__RECORDED INFORMATION__.
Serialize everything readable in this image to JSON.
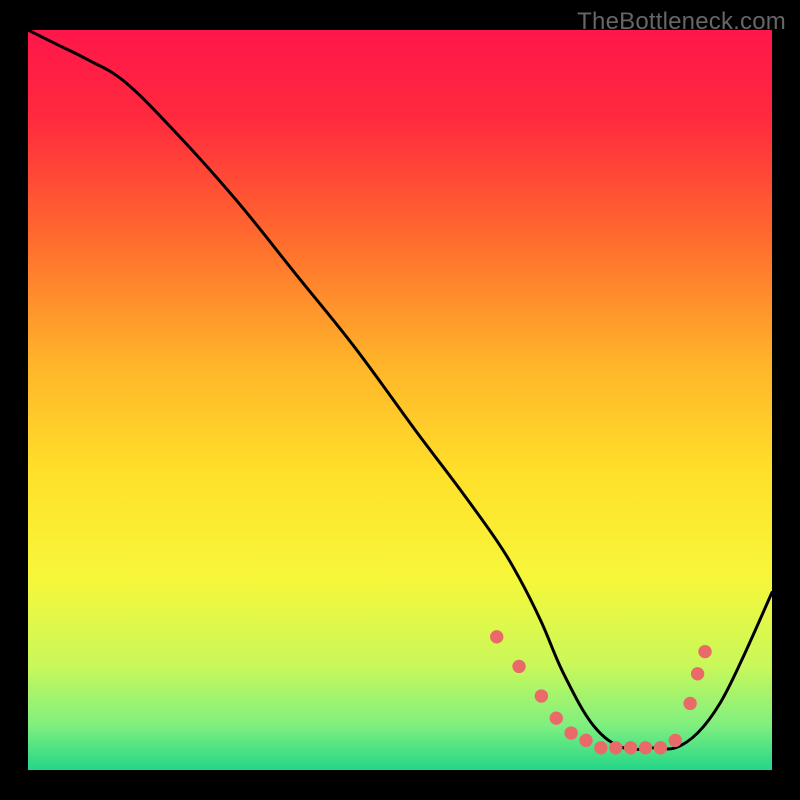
{
  "watermark": "TheBottleneck.com",
  "chart_data": {
    "type": "line",
    "title": "",
    "xlabel": "",
    "ylabel": "",
    "xlim": [
      0,
      100
    ],
    "ylim": [
      0,
      100
    ],
    "background_gradient": [
      {
        "pos": 0.0,
        "color": "#ff164a"
      },
      {
        "pos": 0.12,
        "color": "#ff2a3e"
      },
      {
        "pos": 0.28,
        "color": "#ff6a2e"
      },
      {
        "pos": 0.45,
        "color": "#ffb42a"
      },
      {
        "pos": 0.6,
        "color": "#ffe02a"
      },
      {
        "pos": 0.74,
        "color": "#f7f73a"
      },
      {
        "pos": 0.86,
        "color": "#c8f85a"
      },
      {
        "pos": 0.94,
        "color": "#7fef7f"
      },
      {
        "pos": 1.0,
        "color": "#23d688"
      }
    ],
    "series": [
      {
        "name": "bottleneck-curve",
        "x": [
          0,
          4,
          8,
          13,
          20,
          28,
          36,
          44,
          52,
          58,
          63,
          66,
          69,
          72,
          76,
          80,
          84,
          87,
          90,
          93,
          96,
          100
        ],
        "y": [
          100,
          98,
          96,
          93,
          86,
          77,
          67,
          57,
          46,
          38,
          31,
          26,
          20,
          13,
          6,
          3,
          3,
          3,
          5,
          9,
          15,
          24
        ]
      }
    ],
    "markers": {
      "name": "highlight-points",
      "color": "#ea6a6a",
      "points": [
        {
          "x": 63,
          "y": 18
        },
        {
          "x": 66,
          "y": 14
        },
        {
          "x": 69,
          "y": 10
        },
        {
          "x": 71,
          "y": 7
        },
        {
          "x": 73,
          "y": 5
        },
        {
          "x": 75,
          "y": 4
        },
        {
          "x": 77,
          "y": 3
        },
        {
          "x": 79,
          "y": 3
        },
        {
          "x": 81,
          "y": 3
        },
        {
          "x": 83,
          "y": 3
        },
        {
          "x": 85,
          "y": 3
        },
        {
          "x": 87,
          "y": 4
        },
        {
          "x": 89,
          "y": 9
        },
        {
          "x": 90,
          "y": 13
        },
        {
          "x": 91,
          "y": 16
        }
      ]
    }
  }
}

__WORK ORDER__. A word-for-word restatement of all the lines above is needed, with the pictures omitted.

__TASK RESPONSE__.
Serialize everything readable in this image to JSON.
{
  "watermark": "TheBottleneck.com",
  "chart_data": {
    "type": "line",
    "title": "",
    "xlabel": "",
    "ylabel": "",
    "xlim": [
      0,
      100
    ],
    "ylim": [
      0,
      100
    ],
    "background_gradient": [
      {
        "pos": 0.0,
        "color": "#ff164a"
      },
      {
        "pos": 0.12,
        "color": "#ff2a3e"
      },
      {
        "pos": 0.28,
        "color": "#ff6a2e"
      },
      {
        "pos": 0.45,
        "color": "#ffb42a"
      },
      {
        "pos": 0.6,
        "color": "#ffe02a"
      },
      {
        "pos": 0.74,
        "color": "#f7f73a"
      },
      {
        "pos": 0.86,
        "color": "#c8f85a"
      },
      {
        "pos": 0.94,
        "color": "#7fef7f"
      },
      {
        "pos": 1.0,
        "color": "#23d688"
      }
    ],
    "series": [
      {
        "name": "bottleneck-curve",
        "x": [
          0,
          4,
          8,
          13,
          20,
          28,
          36,
          44,
          52,
          58,
          63,
          66,
          69,
          72,
          76,
          80,
          84,
          87,
          90,
          93,
          96,
          100
        ],
        "y": [
          100,
          98,
          96,
          93,
          86,
          77,
          67,
          57,
          46,
          38,
          31,
          26,
          20,
          13,
          6,
          3,
          3,
          3,
          5,
          9,
          15,
          24
        ]
      }
    ],
    "markers": {
      "name": "highlight-points",
      "color": "#ea6a6a",
      "points": [
        {
          "x": 63,
          "y": 18
        },
        {
          "x": 66,
          "y": 14
        },
        {
          "x": 69,
          "y": 10
        },
        {
          "x": 71,
          "y": 7
        },
        {
          "x": 73,
          "y": 5
        },
        {
          "x": 75,
          "y": 4
        },
        {
          "x": 77,
          "y": 3
        },
        {
          "x": 79,
          "y": 3
        },
        {
          "x": 81,
          "y": 3
        },
        {
          "x": 83,
          "y": 3
        },
        {
          "x": 85,
          "y": 3
        },
        {
          "x": 87,
          "y": 4
        },
        {
          "x": 89,
          "y": 9
        },
        {
          "x": 90,
          "y": 13
        },
        {
          "x": 91,
          "y": 16
        }
      ]
    }
  }
}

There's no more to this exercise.